Page and application data records:

>>>

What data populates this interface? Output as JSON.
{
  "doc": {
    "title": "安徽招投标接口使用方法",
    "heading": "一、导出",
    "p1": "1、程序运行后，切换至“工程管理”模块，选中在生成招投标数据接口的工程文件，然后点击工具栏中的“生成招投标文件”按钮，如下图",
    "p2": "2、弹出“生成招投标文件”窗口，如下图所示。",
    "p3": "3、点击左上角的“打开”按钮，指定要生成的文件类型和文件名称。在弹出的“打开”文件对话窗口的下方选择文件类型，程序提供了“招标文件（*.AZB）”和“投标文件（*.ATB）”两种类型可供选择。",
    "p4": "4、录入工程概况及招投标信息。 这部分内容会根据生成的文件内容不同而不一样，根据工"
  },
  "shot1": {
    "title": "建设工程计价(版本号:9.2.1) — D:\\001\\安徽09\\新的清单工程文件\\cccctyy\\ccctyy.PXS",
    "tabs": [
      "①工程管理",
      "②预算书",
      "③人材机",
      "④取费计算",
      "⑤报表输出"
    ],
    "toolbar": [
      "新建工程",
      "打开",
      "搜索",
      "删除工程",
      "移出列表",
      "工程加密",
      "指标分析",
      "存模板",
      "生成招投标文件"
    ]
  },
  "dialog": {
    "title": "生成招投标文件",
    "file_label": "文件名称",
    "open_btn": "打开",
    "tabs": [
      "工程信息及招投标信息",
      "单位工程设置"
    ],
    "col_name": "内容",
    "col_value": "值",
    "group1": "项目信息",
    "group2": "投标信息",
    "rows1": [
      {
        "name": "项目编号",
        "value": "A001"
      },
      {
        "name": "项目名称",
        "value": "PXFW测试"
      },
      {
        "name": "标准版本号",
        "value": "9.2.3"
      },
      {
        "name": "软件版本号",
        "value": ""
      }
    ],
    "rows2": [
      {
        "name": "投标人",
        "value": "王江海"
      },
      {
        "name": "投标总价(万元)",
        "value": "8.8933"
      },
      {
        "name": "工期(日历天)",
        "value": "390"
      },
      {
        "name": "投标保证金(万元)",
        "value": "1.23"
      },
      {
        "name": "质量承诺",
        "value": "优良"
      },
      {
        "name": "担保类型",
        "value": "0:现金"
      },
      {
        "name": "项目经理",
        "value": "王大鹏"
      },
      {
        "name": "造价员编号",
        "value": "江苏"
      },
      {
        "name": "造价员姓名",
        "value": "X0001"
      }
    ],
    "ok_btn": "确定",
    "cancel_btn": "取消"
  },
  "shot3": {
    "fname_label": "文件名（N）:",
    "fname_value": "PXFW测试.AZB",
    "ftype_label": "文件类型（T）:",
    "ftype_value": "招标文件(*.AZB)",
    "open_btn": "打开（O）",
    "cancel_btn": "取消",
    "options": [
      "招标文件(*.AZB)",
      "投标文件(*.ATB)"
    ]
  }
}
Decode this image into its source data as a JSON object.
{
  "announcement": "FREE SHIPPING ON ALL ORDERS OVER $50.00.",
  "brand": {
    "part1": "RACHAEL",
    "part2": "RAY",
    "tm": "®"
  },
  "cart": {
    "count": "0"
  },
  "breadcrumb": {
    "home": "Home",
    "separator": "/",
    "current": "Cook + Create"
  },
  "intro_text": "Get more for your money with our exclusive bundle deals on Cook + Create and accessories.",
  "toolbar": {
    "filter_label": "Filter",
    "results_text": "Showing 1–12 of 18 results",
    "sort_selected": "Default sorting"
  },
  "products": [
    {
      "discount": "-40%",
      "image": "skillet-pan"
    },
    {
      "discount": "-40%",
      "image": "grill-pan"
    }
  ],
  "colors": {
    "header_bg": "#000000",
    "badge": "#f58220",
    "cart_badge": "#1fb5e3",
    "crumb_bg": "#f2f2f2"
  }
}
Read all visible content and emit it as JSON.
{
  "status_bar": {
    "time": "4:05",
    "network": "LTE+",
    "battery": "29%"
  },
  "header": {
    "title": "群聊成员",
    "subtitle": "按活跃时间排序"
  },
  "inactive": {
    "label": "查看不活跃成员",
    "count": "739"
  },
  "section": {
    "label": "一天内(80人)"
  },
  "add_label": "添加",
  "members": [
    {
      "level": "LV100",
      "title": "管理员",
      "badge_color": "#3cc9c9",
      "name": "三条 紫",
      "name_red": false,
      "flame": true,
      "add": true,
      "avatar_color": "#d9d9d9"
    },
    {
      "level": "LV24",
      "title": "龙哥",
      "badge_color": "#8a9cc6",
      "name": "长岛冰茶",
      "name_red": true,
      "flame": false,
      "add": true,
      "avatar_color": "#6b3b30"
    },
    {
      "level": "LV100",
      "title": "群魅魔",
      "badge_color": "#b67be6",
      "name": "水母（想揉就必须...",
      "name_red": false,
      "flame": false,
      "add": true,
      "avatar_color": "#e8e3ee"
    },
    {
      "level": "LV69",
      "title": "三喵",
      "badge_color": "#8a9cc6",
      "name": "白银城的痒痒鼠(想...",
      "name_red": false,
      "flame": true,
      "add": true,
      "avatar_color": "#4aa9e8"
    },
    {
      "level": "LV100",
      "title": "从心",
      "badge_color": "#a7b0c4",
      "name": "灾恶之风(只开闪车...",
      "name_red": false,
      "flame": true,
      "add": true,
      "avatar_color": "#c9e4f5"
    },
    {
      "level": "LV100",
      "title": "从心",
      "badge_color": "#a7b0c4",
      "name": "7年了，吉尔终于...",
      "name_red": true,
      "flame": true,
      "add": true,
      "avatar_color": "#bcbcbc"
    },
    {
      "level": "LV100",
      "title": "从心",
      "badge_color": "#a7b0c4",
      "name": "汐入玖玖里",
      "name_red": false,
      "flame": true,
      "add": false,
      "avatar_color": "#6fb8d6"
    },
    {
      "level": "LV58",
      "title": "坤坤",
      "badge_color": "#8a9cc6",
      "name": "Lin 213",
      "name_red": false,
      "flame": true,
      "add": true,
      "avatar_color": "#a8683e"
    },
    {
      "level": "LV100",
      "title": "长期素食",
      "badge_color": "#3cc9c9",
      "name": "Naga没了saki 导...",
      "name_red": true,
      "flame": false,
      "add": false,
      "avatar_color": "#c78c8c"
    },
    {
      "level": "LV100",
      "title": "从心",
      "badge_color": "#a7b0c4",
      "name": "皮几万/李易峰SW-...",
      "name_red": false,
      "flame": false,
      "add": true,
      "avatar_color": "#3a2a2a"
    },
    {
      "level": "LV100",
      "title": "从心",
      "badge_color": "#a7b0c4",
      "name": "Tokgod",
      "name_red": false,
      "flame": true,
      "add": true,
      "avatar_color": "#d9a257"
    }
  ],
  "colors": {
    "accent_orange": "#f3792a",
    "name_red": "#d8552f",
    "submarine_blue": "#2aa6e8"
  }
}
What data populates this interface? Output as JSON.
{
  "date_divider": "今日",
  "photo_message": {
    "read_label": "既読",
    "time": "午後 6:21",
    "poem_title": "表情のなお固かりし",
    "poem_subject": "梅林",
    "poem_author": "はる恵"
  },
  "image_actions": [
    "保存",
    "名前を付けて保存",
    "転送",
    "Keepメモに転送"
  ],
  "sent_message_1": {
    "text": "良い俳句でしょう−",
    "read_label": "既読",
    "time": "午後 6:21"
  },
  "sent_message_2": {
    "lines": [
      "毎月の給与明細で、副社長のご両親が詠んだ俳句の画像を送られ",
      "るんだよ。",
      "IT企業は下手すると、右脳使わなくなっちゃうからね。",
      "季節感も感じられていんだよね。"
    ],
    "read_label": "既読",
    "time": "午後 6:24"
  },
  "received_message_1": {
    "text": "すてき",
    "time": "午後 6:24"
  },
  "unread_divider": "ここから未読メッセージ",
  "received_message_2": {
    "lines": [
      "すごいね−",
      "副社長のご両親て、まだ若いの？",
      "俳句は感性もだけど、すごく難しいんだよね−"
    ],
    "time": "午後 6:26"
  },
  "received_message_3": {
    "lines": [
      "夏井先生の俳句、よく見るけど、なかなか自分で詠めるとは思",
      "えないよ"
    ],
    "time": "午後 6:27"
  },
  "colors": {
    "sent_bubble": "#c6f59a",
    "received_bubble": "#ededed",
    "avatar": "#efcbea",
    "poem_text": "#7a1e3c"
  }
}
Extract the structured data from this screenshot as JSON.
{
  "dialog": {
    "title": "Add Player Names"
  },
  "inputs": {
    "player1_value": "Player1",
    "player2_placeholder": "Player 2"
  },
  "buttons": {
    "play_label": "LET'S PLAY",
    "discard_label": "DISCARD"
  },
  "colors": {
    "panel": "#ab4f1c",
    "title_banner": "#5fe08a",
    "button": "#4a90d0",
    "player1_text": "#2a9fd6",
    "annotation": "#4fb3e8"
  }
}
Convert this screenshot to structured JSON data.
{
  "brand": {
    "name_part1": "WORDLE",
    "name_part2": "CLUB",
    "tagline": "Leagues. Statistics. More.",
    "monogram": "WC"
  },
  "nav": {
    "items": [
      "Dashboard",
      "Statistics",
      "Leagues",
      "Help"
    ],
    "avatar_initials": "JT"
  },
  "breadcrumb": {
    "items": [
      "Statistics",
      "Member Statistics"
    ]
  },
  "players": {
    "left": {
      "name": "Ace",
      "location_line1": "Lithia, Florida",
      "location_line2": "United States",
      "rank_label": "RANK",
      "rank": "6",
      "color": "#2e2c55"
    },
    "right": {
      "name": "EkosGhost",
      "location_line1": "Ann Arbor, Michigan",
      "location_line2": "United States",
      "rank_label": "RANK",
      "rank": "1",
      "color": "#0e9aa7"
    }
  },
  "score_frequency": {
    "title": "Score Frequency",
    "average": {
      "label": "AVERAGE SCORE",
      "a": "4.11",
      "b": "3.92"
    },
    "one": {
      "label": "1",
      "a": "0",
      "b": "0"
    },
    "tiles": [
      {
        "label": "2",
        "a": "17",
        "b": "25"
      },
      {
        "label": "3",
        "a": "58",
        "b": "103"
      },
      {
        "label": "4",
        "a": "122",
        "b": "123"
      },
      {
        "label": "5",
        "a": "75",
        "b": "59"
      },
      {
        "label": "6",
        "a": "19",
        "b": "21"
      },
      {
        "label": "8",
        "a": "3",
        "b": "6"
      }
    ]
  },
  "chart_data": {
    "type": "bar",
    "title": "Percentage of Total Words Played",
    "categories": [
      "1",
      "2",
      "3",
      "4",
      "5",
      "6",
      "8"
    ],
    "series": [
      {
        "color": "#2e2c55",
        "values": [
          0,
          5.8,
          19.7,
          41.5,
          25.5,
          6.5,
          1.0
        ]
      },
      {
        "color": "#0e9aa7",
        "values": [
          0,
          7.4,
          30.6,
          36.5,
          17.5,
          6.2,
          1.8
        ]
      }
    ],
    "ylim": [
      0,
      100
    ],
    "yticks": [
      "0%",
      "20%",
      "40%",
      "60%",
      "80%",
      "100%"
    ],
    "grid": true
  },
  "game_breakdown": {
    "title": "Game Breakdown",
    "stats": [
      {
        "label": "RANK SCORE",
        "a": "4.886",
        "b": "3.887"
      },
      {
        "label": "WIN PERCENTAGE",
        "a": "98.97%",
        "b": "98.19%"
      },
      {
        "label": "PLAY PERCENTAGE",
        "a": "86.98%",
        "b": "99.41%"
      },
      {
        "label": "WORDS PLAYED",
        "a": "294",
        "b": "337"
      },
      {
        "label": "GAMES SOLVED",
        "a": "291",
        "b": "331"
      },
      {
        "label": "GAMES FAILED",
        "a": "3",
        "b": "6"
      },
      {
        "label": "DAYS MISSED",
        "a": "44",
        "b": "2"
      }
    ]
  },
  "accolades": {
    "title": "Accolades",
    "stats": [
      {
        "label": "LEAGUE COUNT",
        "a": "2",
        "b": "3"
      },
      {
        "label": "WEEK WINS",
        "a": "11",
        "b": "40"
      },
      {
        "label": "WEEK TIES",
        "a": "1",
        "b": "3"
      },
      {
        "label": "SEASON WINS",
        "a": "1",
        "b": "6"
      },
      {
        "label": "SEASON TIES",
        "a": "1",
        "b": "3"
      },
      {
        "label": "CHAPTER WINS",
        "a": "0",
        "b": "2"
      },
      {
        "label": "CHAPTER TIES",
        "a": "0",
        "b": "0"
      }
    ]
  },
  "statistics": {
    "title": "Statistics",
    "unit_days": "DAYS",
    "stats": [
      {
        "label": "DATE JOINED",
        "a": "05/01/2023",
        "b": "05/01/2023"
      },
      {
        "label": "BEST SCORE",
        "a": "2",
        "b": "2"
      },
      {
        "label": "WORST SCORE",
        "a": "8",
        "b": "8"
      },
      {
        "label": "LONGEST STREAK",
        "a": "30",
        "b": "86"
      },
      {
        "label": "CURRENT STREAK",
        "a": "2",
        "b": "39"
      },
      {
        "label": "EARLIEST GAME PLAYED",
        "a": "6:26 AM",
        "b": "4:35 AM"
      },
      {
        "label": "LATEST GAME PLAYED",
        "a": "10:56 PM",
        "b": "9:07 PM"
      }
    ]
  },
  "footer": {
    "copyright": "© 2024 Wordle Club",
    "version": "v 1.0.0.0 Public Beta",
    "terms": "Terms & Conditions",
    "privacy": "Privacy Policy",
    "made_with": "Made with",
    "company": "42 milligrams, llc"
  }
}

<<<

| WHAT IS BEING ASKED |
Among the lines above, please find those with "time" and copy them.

| RESPONSE BELOW |
    "time": "4:05",
    "time": "午後 6:21",
    "time": "午後 6:21"
    "time": "午後 6:24"
    "time": "午後 6:24"
    "time": "午後 6:26"
    "time": "午後 6:27"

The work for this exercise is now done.